It wouldn’t have been possible for me to feel welcome and safe and to participate fully if these events and the communities which created them were unclear about community values.
So, what are some red flags when we’re looking for community?
1. “We don’t talk about politics”.
Politics can be a sticky subject and some people prefer to talk about it with people they know well and trust– this is totally understandable and we’re allowed to create and uphold personal boundaries. So what’s the problem?
Often, this plays out as communities trying to avoid conflict by not stating their beliefs/cultural norms. But when we are silent on injustice, that’s a political act. When we run away from generative conflict, we create a space where it’s not safe to be honest or to respectfully challenge viewpoints. This is a red flag that inevitably ends up harbouring bigotry which is never exposed because that would be considered “political”. Denial and silence are not the practices of a healthy and safe community.
2. No explicit mention of welcoming marginalized groups. No indication of who this group is not for.
If everyone is welcome, that includes white supremacists, bigots, etc. Havamal 127 reminds us that when we see evil, we are obligated to speak out and act against it, rather than turn away and pretend we don’t see it. If a community is vague on whether or not bigotry is okay, that’s worth paying serious attention to. Part of creating a safe, healthy community is having an agreement about how we communicate with each other and what kind of behaviour is and isn't welcome.
There are two great starting points within Heathenry for affirming support for LGBTQ+ folks, BIPOC, and other marginalized groups. They are: Declaration 127 and the Declaration of Deeds.These declarations unapologetically make it clear that white supremacy and bigotry are not part of Heathenry and that people who currently hold those views are not welcome in community.
3. Placing a strong value on alcohol and drugs as important parts of being a “real” Heathen.
While it’s been a longstanding custom to offer alcohol to the gods and to share it with in person community members during blots or sumbels, it’s totally fine to use water or a non-alcoholic substitute like apple juice or grape juice. Some people are in recovery from drugs and alcohol or can’t partake of drugs or alcohol for health reasons.
This has no bearing on their dedication to the gods or wights, and if a community creates pressure to override people’s bodily autonomy around what they do or don’t put in their body, that can be a pattern which could show up in other circumstances. There’s plenty in the Havamal which actually discourages us from consuming more alcohol than is wise for us, because it can lead to conflict and violence.
4. Unclear or inaccurate sources.
For example, if you’re in an online group, and most of the content is memes from Vikings or other pop culture, inaccurate posts about how “true” Heathens never do XYZ. Each person’s hearth cult and spiritual practice will look different, but we have lots of information about how our Heathen ancestors constructed their society, their religious observances, family structure and the stories were important to them, like the Icelandic sagas and our heroic literature.
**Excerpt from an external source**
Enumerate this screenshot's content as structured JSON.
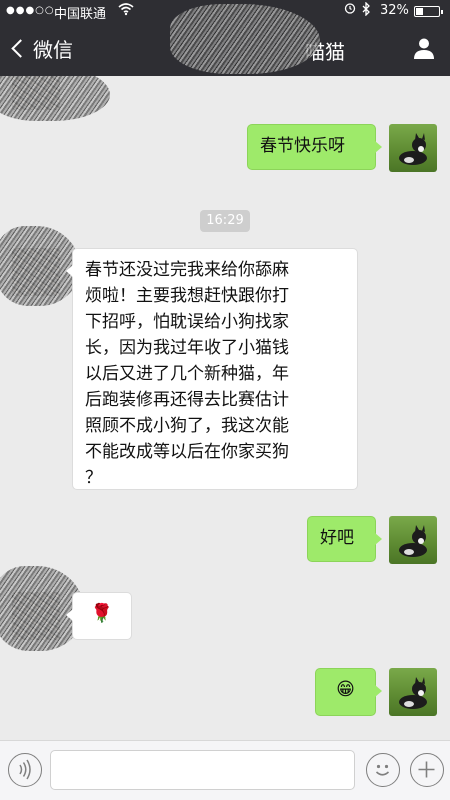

It’s totally fine to share our personal experiences and insights, but it’s important to be up front about them, instead of implying that they are a verifiable, historical truth.
These are just a few examples to start with. I'll be expanding on this in future posts. What would you add to this list?